→ **Try it**: Give back the entire listing below, unaltered.

→ **Input data**:

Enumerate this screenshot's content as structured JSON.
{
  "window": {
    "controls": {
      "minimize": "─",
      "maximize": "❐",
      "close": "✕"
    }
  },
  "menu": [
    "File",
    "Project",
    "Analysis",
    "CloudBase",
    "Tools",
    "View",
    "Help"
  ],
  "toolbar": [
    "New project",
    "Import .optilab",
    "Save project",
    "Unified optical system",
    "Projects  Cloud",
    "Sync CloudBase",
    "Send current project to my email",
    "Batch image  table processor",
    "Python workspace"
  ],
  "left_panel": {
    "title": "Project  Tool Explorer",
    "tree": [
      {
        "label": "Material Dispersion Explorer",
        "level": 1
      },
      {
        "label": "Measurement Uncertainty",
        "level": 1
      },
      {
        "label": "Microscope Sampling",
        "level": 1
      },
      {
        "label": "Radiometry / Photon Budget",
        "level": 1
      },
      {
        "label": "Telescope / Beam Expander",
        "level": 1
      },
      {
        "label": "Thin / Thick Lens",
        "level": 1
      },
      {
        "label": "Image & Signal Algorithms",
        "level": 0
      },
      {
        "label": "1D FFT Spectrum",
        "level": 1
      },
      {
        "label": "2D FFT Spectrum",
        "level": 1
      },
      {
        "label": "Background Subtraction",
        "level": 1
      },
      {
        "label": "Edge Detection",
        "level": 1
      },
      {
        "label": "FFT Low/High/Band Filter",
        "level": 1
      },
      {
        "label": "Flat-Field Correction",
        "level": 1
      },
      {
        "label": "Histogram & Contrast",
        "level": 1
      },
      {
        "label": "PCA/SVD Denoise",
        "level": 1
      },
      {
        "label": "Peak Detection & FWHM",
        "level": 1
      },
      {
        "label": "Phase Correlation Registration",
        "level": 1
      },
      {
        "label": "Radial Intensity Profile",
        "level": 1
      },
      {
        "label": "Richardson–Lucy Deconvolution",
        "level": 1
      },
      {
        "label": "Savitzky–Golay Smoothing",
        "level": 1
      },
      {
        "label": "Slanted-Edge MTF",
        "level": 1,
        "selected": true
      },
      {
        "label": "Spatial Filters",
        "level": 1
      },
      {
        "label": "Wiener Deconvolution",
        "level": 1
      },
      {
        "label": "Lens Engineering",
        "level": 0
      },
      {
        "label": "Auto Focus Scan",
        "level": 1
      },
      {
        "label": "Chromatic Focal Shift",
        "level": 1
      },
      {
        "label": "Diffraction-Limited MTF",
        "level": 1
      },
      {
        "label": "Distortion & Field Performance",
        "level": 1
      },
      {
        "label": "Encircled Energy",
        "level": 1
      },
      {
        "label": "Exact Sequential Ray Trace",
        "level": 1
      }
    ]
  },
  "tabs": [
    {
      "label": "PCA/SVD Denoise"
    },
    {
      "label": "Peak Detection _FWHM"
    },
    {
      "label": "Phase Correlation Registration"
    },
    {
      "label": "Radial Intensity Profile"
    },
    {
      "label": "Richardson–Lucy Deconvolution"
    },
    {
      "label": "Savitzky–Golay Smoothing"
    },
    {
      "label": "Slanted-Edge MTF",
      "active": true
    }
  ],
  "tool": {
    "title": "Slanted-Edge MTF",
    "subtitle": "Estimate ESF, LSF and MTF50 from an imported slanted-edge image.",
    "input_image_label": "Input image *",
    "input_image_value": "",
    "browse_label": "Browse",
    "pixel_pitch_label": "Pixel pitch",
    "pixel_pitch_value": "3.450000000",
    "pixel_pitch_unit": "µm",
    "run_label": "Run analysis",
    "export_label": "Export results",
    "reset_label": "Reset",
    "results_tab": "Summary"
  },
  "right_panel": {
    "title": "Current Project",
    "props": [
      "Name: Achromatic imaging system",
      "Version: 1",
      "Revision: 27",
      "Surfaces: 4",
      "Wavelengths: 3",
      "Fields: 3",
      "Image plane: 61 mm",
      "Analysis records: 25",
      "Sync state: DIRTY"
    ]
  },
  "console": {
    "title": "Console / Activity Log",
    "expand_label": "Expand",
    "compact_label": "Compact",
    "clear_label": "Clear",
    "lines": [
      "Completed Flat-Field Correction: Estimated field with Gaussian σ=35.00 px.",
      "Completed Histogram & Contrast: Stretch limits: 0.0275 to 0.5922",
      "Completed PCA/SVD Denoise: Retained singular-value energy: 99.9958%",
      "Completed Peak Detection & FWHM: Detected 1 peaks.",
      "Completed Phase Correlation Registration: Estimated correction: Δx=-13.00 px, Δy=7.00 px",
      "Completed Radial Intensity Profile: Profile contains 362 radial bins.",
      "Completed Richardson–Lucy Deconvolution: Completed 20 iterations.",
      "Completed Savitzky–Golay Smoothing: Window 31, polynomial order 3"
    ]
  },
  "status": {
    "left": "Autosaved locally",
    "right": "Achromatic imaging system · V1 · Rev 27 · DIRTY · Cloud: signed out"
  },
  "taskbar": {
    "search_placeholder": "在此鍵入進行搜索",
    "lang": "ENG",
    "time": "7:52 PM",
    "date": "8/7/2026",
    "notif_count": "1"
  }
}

→ **Output of the task**:
Enumerate this screenshot's content as structured JSON.
{
  "window": {
    "controls": {
      "minimize": "─",
      "maximize": "❐",
      "close": "✕"
    }
  },
  "menu": [
    "File",
    "Project",
    "Analysis",
    "CloudBase",
    "Tools",
    "View",
    "Help"
  ],
  "toolbar": [
    "New project",
    "Import .optilab",
    "Save project",
    "Unified optical system",
    "Projects  Cloud",
    "Sync CloudBase",
    "Send current project to my email",
    "Batch image  table processor",
    "Python workspace"
  ],
  "left_panel": {
    "title": "Project  Tool Explorer",
    "tree": [
      {
        "label": "Material Dispersion Explorer",
        "level": 1
      },
      {
        "label": "Measurement Uncertainty",
        "level": 1
      },
      {
        "label": "Microscope Sampling",
        "level": 1
      },
      {
        "label": "Radiometry / Photon Budget",
        "level": 1
      },
      {
        "label": "Telescope / Beam Expander",
        "level": 1
      },
      {
        "label": "Thin / Thick Lens",
        "level": 1
      },
      {
        "label": "Image & Signal Algorithms",
        "level": 0
      },
      {
        "label": "1D FFT Spectrum",
        "level": 1
      },
      {
        "label": "2D FFT Spectrum",
        "level": 1
      },
      {
        "label": "Background Subtraction",
        "level": 1
      },
      {
        "label": "Edge Detection",
        "level": 1
      },
      {
        "label": "FFT Low/High/Band Filter",
        "level": 1
      },
      {
        "label": "Flat-Field Correction",
        "level": 1
      },
      {
        "label": "Histogram & Contrast",
        "level": 1
      },
      {
        "label": "PCA/SVD Denoise",
        "level": 1
      },
      {
        "label": "Peak Detection & FWHM",
        "level": 1
      },
      {
        "label": "Phase Correlation Registration",
        "level": 1
      },
      {
        "label": "Radial Intensity Profile",
        "level": 1
      },
      {
        "label": "Richardson–Lucy Deconvolution",
        "level": 1
      },
      {
        "label": "Savitzky–Golay Smoothing",
        "level": 1
      },
      {
        "label": "Slanted-Edge MTF",
        "level": 1,
        "selected": true
      },
      {
        "label": "Spatial Filters",
        "level": 1
      },
      {
        "label": "Wiener Deconvolution",
        "level": 1
      },
      {
        "label": "Lens Engineering",
        "level": 0
      },
      {
        "label": "Auto Focus Scan",
        "level": 1
      },
      {
        "label": "Chromatic Focal Shift",
        "level": 1
      },
      {
        "label": "Diffraction-Limited MTF",
        "level": 1
      },
      {
        "label": "Distortion & Field Performance",
        "level": 1
      },
      {
        "label": "Encircled Energy",
        "level": 1
      },
      {
        "label": "Exact Sequential Ray Trace",
        "level": 1
      }
    ]
  },
  "tabs": [
    {
      "label": "PCA/SVD Denoise"
    },
    {
      "label": "Peak Detection _FWHM"
    },
    {
      "label": "Phase Correlation Registration"
    },
    {
      "label": "Radial Intensity Profile"
    },
    {
      "label": "Richardson–Lucy Deconvolution"
    },
    {
      "label": "Savitzky–Golay Smoothing"
    },
    {
      "label": "Slanted-Edge MTF",
      "active": true
    }
  ],
  "tool": {
    "title": "Slanted-Edge MTF",
    "subtitle": "Estimate ESF, LSF and MTF50 from an imported slanted-edge image.",
    "input_image_label": "Input image *",
    "input_image_value": "",
    "browse_label": "Browse",
    "pixel_pitch_label": "Pixel pitch",
    "pixel_pitch_value": "3.450000000",
    "pixel_pitch_unit": "µm",
    "run_label": "Run analysis",
    "export_label": "Export results",
    "reset_label": "Reset",
    "results_tab": "Summary"
  },
  "right_panel": {
    "title": "Current Project",
    "props": [
      "Name: Achromatic imaging system",
      "Version: 1",
      "Revision: 27",
      "Surfaces: 4",
      "Wavelengths: 3",
      "Fields: 3",
      "Image plane: 61 mm",
      "Analysis records: 25",
      "Sync state: DIRTY"
    ]
  },
  "console": {
    "title": "Console / Activity Log",
    "expand_label": "Expand",
    "compact_label": "Compact",
    "clear_label": "Clear",
    "lines": [
      "Completed Flat-Field Correction: Estimated field with Gaussian σ=35.00 px.",
      "Completed Histogram & Contrast: Stretch limits: 0.0275 to 0.5922",
      "Completed PCA/SVD Denoise: Retained singular-value energy: 99.9958%",
      "Completed Peak Detection & FWHM: Detected 1 peaks.",
      "Completed Phase Correlation Registration: Estimated correction: Δx=-13.00 px, Δy=7.00 px",
      "Completed Radial Intensity Profile: Profile contains 362 radial bins.",
      "Completed Richardson–Lucy Deconvolution: Completed 20 iterations.",
      "Completed Savitzky–Golay Smoothing: Window 31, polynomial order 3"
    ]
  },
  "status": {
    "left": "Autosaved locally",
    "right": "Achromatic imaging system · V1 · Rev 27 · DIRTY · Cloud: signed out"
  },
  "taskbar": {
    "search_placeholder": "在此鍵入進行搜索",
    "lang": "ENG",
    "time": "7:52 PM",
    "date": "8/7/2026",
    "notif_count": "1"
  }
}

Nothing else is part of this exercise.